RECORDS FOR THIS EXERCISE Block Start

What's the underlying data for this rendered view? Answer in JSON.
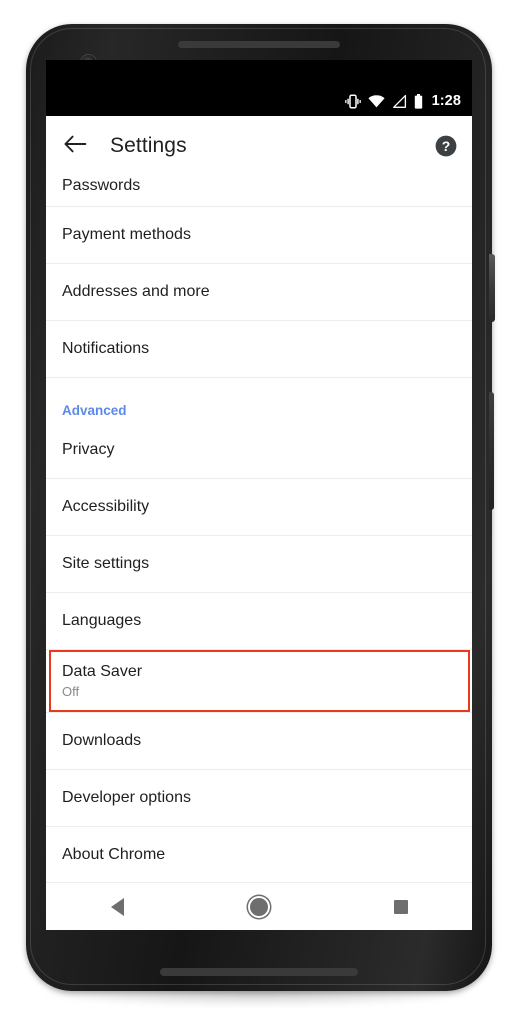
{
  "device": {
    "name": "pixel-phone",
    "hardware": {
      "power_button": "power-button",
      "volume_button": "volume-rocker",
      "earpiece": "earpiece-speaker",
      "bottom_speaker": "bottom-speaker",
      "front_camera": "front-camera"
    }
  },
  "statusbar": {
    "time": "1:28",
    "icons": [
      "vibrate-icon",
      "wifi-icon",
      "signal-icon",
      "battery-icon"
    ]
  },
  "toolbar": {
    "back_icon": "back-arrow-icon",
    "title": "Settings",
    "help_icon": "help-circle-icon"
  },
  "list": {
    "partial_top_item": {
      "title": "Passwords"
    },
    "items": [
      {
        "title": "Payment methods"
      },
      {
        "title": "Addresses and more"
      },
      {
        "title": "Notifications"
      }
    ],
    "section": {
      "label": "Advanced"
    },
    "advanced_items": [
      {
        "title": "Privacy"
      },
      {
        "title": "Accessibility"
      },
      {
        "title": "Site settings"
      },
      {
        "title": "Languages"
      }
    ],
    "highlighted_item": {
      "title": "Data Saver",
      "subtitle": "Off",
      "highlight_color": "#e8391c"
    },
    "trailing_items": [
      {
        "title": "Downloads"
      },
      {
        "title": "Developer options"
      },
      {
        "title": "About Chrome"
      }
    ]
  },
  "navbar": {
    "back": "nav-back-icon",
    "home": "nav-home-icon",
    "recents": "nav-recents-icon"
  },
  "colors": {
    "accent_blue": "#5c8ae6",
    "highlight_red": "#e8391c",
    "text_primary": "#1f1f1f",
    "text_secondary": "#8a8a8a"
  }
}
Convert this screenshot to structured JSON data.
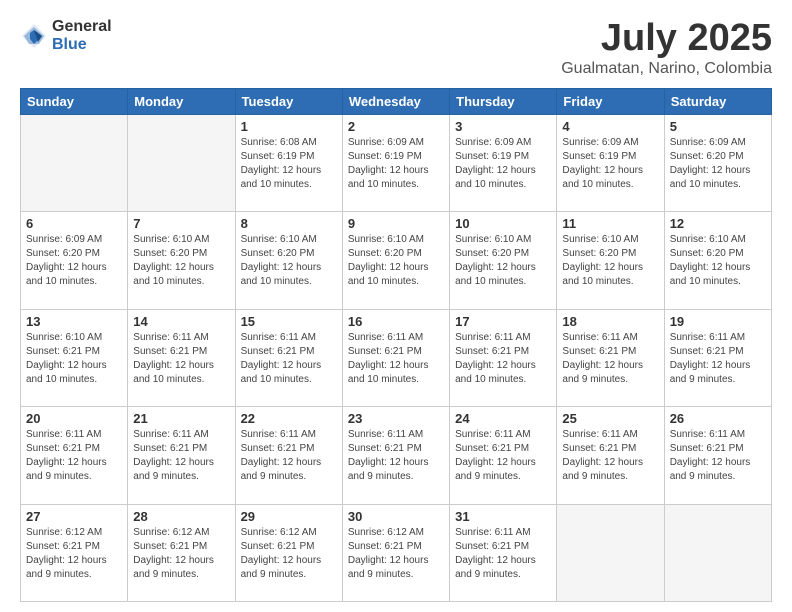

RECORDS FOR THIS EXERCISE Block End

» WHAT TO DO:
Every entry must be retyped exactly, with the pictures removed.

» RESPONSE TO THE EXERCISE:
What's the underlying data for this rendered view? Answer in JSON.
{
  "device": {
    "name": "pixel-phone",
    "hardware": {
      "power_button": "power-button",
      "volume_button": "volume-rocker",
      "earpiece": "earpiece-speaker",
      "bottom_speaker": "bottom-speaker",
      "front_camera": "front-camera"
    }
  },
  "statusbar": {
    "time": "1:28",
    "icons": [
      "vibrate-icon",
      "wifi-icon",
      "signal-icon",
      "battery-icon"
    ]
  },
  "toolbar": {
    "back_icon": "back-arrow-icon",
    "title": "Settings",
    "help_icon": "help-circle-icon"
  },
  "list": {
    "partial_top_item": {
      "title": "Passwords"
    },
    "items": [
      {
        "title": "Payment methods"
      },
      {
        "title": "Addresses and more"
      },
      {
        "title": "Notifications"
      }
    ],
    "section": {
      "label": "Advanced"
    },
    "advanced_items": [
      {
        "title": "Privacy"
      },
      {
        "title": "Accessibility"
      },
      {
        "title": "Site settings"
      },
      {
        "title": "Languages"
      }
    ],
    "highlighted_item": {
      "title": "Data Saver",
      "subtitle": "Off",
      "highlight_color": "#e8391c"
    },
    "trailing_items": [
      {
        "title": "Downloads"
      },
      {
        "title": "Developer options"
      },
      {
        "title": "About Chrome"
      }
    ]
  },
  "navbar": {
    "back": "nav-back-icon",
    "home": "nav-home-icon",
    "recents": "nav-recents-icon"
  },
  "colors": {
    "accent_blue": "#5c8ae6",
    "highlight_red": "#e8391c",
    "text_primary": "#1f1f1f",
    "text_secondary": "#8a8a8a"
  }
}
Convert this screenshot to structured JSON data.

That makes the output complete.